Colombo’s order to the Red Cross to cut back its work at Tamil internment camps is an outrage. The world must boycott Sri Lanka until it starts releasing detainees
July 10, 2009
There is something despicable about forcing doctors to lie about war crimes. By their calling, doctors are committed to relieving human suffering, to helping the sick and preventing disease. It is therefore particularly disturbing to see the five doctors who remained with the besieged Tamil civilians as the Sri Lankan Army closed in being paraded before journalists to deny their earlier casualty reports. Men who risked their lives to save lives are now being forced to take part in a political charade to cover up the appalling suffering two months ago — suffering that is still being inflicted on 300,000 Tamils interned in detention camps in northern Sri Lanka.
As the army squeezed the Tamil Tigers into an ever smaller strip of beach, the doctors were the only source of news about the slaughter caused by the military’s indiscriminate shelling. The United Nations found that more than 7,000 civilians were killed between January and May. Subsequent aerial photographs of beach graves, revealed in The Times, suggested that the figure was more than 20,000. World outrage embarrassed the Colombo Government. The doctors were swiftly arrested and nothing further was heard of them until Wednesday.
Their recantation, clearly made under duress, was as ludicrous as it was humiliating. Mechanically rehearsed but clearly nervous, they drastically reduced the death toll estimates, denied that a key hospital had been shelled and insisted that they had been forced to exaggerate the totals by Tiger fighters. In response the UN yesterday asserted tersely that it stood by its figures.
Few people will be fooled by Colombo’s crude attempt at a propaganda victory. For the Government took a far more sinister and callous step yesterday when it ordered the International Committee of the Red Cross to scale back its operations in Sri Lanka, leave the camps where it has been monitoring conditions and halt its aid programmes. The need for expatriate assistance was much less now than before, the Government asserted.
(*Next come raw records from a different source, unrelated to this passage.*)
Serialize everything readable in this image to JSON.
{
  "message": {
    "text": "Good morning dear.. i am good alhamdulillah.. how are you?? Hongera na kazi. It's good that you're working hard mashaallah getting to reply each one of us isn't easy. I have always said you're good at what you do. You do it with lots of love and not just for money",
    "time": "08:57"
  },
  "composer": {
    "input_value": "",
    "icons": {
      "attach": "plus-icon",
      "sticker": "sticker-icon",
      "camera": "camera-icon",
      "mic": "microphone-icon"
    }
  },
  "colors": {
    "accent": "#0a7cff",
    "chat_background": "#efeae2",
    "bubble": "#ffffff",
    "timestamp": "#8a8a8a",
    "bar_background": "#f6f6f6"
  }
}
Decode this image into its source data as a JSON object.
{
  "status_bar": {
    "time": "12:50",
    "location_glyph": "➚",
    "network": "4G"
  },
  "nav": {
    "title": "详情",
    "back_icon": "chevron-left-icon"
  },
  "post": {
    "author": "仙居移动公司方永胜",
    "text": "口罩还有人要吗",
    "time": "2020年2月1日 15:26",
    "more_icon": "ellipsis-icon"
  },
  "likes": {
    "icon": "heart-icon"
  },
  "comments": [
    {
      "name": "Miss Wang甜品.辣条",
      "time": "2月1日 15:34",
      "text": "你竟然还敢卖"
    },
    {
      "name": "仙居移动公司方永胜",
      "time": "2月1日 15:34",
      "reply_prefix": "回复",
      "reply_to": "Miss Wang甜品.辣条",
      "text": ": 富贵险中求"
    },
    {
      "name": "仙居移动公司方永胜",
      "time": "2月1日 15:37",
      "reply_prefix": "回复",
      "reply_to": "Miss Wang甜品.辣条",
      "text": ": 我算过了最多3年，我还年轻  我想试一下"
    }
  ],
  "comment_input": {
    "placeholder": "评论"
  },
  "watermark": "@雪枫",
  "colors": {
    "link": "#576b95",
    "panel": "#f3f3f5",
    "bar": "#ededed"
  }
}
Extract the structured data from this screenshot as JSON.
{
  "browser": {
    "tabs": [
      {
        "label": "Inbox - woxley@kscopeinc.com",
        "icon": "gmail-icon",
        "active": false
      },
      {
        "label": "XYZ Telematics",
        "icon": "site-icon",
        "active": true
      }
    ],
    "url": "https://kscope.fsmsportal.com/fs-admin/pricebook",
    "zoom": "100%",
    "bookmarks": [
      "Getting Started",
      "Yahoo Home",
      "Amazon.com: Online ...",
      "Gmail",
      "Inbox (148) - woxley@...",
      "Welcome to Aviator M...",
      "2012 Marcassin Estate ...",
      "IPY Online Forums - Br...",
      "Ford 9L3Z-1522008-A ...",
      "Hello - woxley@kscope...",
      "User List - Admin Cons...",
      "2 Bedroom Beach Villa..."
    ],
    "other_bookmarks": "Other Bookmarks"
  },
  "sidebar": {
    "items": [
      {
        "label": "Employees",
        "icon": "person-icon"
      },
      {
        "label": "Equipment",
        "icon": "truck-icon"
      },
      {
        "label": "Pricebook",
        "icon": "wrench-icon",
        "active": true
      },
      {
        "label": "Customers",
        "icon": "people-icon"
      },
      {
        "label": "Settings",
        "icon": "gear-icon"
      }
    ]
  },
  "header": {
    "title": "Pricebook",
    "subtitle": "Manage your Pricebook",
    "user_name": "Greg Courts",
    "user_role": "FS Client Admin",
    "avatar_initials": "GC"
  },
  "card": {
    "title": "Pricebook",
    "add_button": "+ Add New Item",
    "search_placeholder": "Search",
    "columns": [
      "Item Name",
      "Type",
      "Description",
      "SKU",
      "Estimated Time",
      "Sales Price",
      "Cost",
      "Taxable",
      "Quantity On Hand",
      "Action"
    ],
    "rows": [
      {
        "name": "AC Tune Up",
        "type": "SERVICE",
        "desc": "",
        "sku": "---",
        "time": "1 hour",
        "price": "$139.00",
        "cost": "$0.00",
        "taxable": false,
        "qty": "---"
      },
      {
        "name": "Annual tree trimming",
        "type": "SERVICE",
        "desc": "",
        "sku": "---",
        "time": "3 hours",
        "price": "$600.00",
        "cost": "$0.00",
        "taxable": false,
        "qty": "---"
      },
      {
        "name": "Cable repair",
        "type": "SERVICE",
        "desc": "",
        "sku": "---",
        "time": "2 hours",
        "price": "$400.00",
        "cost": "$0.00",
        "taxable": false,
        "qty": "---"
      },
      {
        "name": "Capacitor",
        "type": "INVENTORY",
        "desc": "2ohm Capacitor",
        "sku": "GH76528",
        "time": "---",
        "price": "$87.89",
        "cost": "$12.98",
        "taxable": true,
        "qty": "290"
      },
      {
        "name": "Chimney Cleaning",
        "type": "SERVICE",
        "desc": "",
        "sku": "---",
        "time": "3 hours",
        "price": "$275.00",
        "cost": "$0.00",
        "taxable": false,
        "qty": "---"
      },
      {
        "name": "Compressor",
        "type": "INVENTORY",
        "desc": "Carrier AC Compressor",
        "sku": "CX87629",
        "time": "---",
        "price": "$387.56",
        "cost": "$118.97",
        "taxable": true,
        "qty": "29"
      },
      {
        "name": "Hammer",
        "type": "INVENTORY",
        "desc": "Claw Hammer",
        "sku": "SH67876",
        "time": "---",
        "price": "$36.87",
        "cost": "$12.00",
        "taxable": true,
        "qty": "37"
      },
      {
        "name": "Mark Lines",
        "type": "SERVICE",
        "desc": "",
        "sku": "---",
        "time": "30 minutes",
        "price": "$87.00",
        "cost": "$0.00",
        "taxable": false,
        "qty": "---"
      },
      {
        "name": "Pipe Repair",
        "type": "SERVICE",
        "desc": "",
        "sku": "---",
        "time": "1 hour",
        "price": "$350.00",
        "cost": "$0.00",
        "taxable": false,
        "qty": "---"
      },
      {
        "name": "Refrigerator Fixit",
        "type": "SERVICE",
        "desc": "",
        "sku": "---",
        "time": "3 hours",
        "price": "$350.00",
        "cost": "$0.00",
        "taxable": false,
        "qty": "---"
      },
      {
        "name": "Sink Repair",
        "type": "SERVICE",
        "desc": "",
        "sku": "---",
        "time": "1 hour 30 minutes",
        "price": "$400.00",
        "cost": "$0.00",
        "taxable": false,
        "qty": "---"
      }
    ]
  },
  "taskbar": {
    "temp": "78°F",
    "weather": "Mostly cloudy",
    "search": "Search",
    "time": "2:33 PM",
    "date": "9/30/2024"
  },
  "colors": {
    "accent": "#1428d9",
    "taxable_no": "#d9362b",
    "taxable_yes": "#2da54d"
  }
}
Sri Lankans were fully able to meet all the needs of those detained in “welfare villages”.
The claim is an outrageous lie. Senior international aid figures said yesterday that about 1,400 people a week are dying at one of the big internment camps. Tamil civilians, rounded up after the government victory on the pretext of a security need to weed out former fighters, are suffering from hunger, disease, insanitary conditions, overcrowding and the enforced separation of families. The Government has taken almost no steps to free them. Indeed, a former Sri Lankan foreign minister has accused it of a policy of deliberate “ethnic cleansing” to change the population balance.
Colombo’s order puts the Red Cross in a difficult position. Historically, it has rarely spoken out — even about Nazi concentration camps — so as not to jeopardise access to those in greatest danger. It was the only aid agency allowed inside the war zone in the final stages of the conflict. But its few statements angered the Government. Sri Lanka wants no witnesses to what is now being done in these modern concentration camps.
If the Red Cross is forced to withdraw, however, the outside world should step in. The Sri Lankan Government is awaiting a $1.9 billion loan from the International Monetary Fund to address its balance-of-payments crisis and postwar development. None of this money should be paid until independent aid agencies are guaranteed access to the Tamil camps and until Sri Lanka starts to release those detained. Other world bodies — the Commonwealth, the United Nations and even world cricketing organisations — should boycott Colombo until reconciliation begins. A nation cannot run concentration camps and expect the world to look away.